_Data in this exercise_.
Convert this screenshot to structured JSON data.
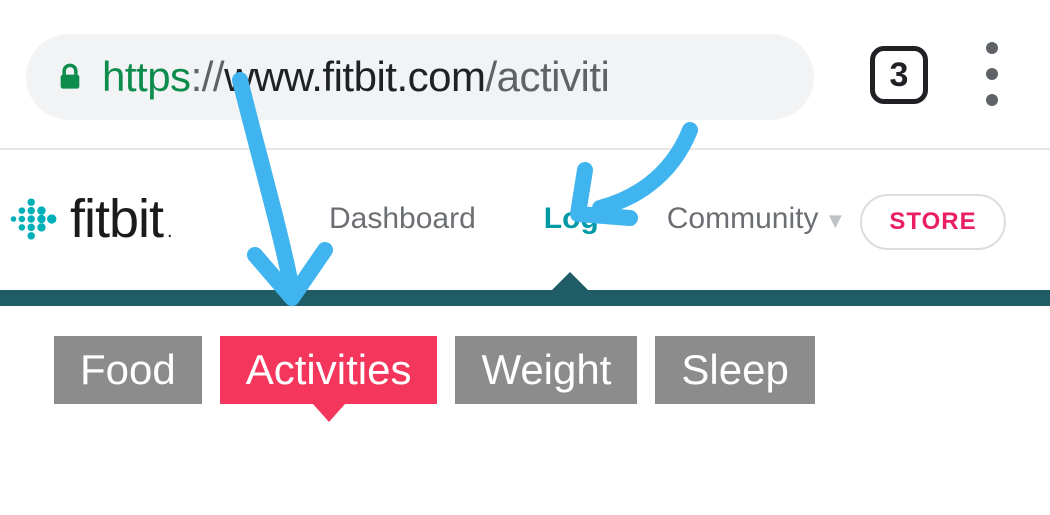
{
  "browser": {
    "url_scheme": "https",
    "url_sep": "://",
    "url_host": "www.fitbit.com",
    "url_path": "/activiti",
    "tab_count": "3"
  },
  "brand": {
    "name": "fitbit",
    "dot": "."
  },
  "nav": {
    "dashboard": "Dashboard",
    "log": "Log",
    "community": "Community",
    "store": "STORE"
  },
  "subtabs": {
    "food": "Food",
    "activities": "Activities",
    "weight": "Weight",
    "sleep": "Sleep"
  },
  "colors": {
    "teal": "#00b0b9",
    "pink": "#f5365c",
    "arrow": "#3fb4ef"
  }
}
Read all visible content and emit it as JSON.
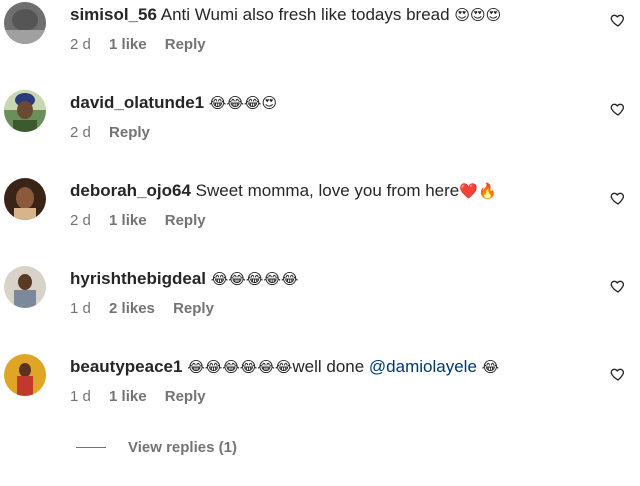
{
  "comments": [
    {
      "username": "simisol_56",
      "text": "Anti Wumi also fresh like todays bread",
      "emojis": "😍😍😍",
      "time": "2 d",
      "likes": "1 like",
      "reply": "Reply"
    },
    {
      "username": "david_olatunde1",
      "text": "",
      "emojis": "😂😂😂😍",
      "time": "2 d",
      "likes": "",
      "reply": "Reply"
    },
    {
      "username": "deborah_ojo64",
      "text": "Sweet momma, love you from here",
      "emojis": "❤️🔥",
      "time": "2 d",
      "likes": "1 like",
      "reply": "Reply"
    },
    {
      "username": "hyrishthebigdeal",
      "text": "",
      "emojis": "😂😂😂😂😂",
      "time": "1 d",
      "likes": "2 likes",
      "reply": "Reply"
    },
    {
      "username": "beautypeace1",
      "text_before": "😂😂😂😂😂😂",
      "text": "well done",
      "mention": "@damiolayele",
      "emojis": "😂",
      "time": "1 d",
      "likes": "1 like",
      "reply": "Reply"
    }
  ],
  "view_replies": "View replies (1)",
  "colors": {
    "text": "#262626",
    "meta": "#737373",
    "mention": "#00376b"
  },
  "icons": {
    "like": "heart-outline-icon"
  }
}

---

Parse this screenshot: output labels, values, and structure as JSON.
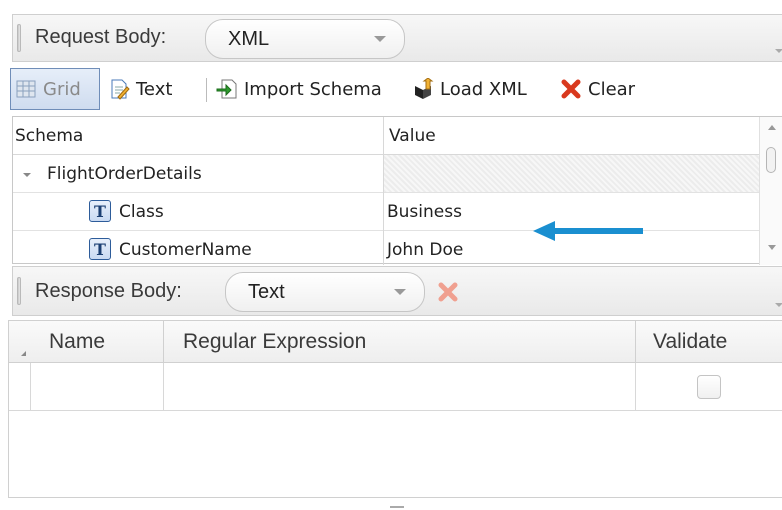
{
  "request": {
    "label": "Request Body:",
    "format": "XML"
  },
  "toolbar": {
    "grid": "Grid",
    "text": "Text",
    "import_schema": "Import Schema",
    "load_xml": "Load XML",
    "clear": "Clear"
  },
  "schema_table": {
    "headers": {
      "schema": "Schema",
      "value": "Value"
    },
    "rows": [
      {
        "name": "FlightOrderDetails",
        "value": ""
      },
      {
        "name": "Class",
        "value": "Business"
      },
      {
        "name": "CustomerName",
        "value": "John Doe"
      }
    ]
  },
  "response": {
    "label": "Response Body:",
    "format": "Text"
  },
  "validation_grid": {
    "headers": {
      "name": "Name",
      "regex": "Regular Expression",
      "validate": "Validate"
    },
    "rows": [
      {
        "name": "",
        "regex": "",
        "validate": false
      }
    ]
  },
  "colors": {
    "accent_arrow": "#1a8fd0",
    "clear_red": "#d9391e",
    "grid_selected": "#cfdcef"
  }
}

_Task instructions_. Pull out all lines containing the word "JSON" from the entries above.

_Answer box_.
Convert this screenshot to structured JSON data.
Read all visible content and emit it as JSON.
Parse this screenshot: output labels, values, and structure as JSON.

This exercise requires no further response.